The Minnesota Department of Health (MDH) is strongly encouraging that college students stay on campus for Thanksgiving this year as community spread of COVID-19 surges across the state and across the nation.

MDH offers different options for college students such as remaining on campus and have a virtual Thanksgiving with your family. Or plan a dinner with the people who live with you, either roommates or dormmates. Check with your university on how they might be accommodating students who will need to stay on campus.

MDH discourages travel over Thanksgiving break, especially for college students who plan to return back to school after the break.

Before you make a decision, talk with your college student about other options. Some conversation topics could include:

  • We feel nervous about you coming home in case you may be a carrier of the coronavirus. Many spread the virus before knowing they have it.
  • Since you will be returning to campus after Thanksgiving, how would you feel about staying there for the holiday?
  • We’d love to send you some money for a special dinner or a small gift, so it can feel like home.
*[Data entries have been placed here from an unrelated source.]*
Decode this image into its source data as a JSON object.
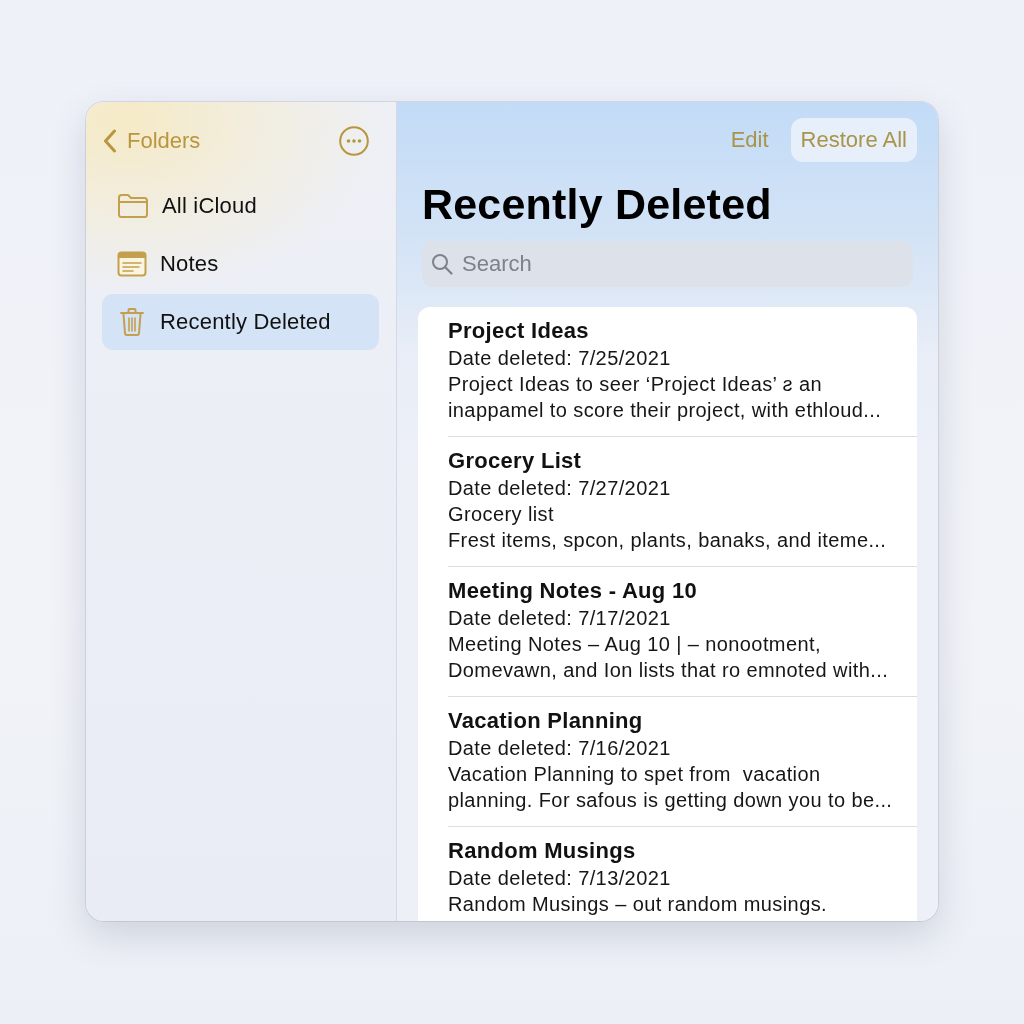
{
  "sidebar": {
    "back_button": {
      "label": "Folders"
    },
    "items": [
      {
        "label": "All iCloud",
        "selected": false
      },
      {
        "label": "Notes",
        "selected": false
      },
      {
        "label": "Recently Deleted",
        "selected": true
      }
    ]
  },
  "toolbar": {
    "buttons": [
      {
        "label": "Edit",
        "kind": "plain"
      },
      {
        "label": "Restore All",
        "kind": "filled"
      }
    ]
  },
  "title": "Recently Deleted",
  "search": {
    "placeholder": "Search"
  },
  "notes": [
    {
      "title": "Project Ideas",
      "date": "Date deleted: 7/25/2021",
      "preview": [
        "Project Ideas to seer ‘Project Ideas’ ƨ an",
        "inappamel to score their project, with ethloud..."
      ]
    },
    {
      "title": "Grocery List",
      "date": "Date deleted: 7/27/2021",
      "preview": [
        "Grocery list",
        "Frest items, spcon, plants, banaks, and iteme..."
      ]
    },
    {
      "title": "Meeting Notes - Aug 10",
      "date": "Date deleted: 7/17/2021",
      "preview": [
        "Meeting Notes – Aug 10 | – nonootment,",
        "Domevawn, and Ion lists that ro emnoted with..."
      ]
    },
    {
      "title": "Vacation Planning",
      "date": "Date deleted: 7/16/2021",
      "preview": [
        "Vacation Planning to spet from  vacation",
        "planning. For safous is getting down you to be..."
      ]
    },
    {
      "title": "Random Musings",
      "date": "Date deleted: 7/13/2021",
      "preview": [
        "Random Musings – out random musings."
      ]
    }
  ]
}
Remember that pumpkin recipe your grandma makes every year? We’ll send you the ingredients so you can try making it yourself.

If your college student needs to come home, have an open and honest conversation with them about the power of their choices before they return home. Ask them to restrict contacts for at least a week before coming home and to not participate in social activities — lay low before you go.

Many universities offer free testing on campus for students. However, keep in mind that a test is just a snapshot in time. It is possible that a student who tests negative could develop the virus or pick up the virus on the way home if traveling by air, bus or carpooling.

Parents also need to avoid unnecessary gatherings in preparation for their college kids coming home. Most COVID-19 spread is coming from social gatherings. If you get sick, it will not be a nice homecoming.

If they do come home and were not able to isolate before returning home, consider isolating upon arrival to prevent asymptomatic spread to family members. This doesn’t mean being all alone, but you could prepare some their favorite foods, leave a nice candle in their room, and let them rest and rejuvenate. Remember: they have had a lot of stress because of COVID. Home is where they can decompress and feel safe.

If isolation wasn’t possible before returning home, college students and family members should wear masks when visiting and cooking. Also, avoid gathering with friends — it’s been months since you’ve seen your high school friends and you don’t know what their exposure might be. Keep it safe and stay home.

As for returning to school after Thanksgiving, remember that higher education institutions have different requirements — some states could require quarantine after travel, so plan appropriately.

It is a hard decision to make, whether the risk is worth it to have college students come home. They might be homesick and excited to see family and friends. But in order to keep our family members and our community safe from further spread of the coronavirus, making good choices about getting together could mean more holidays together in the future.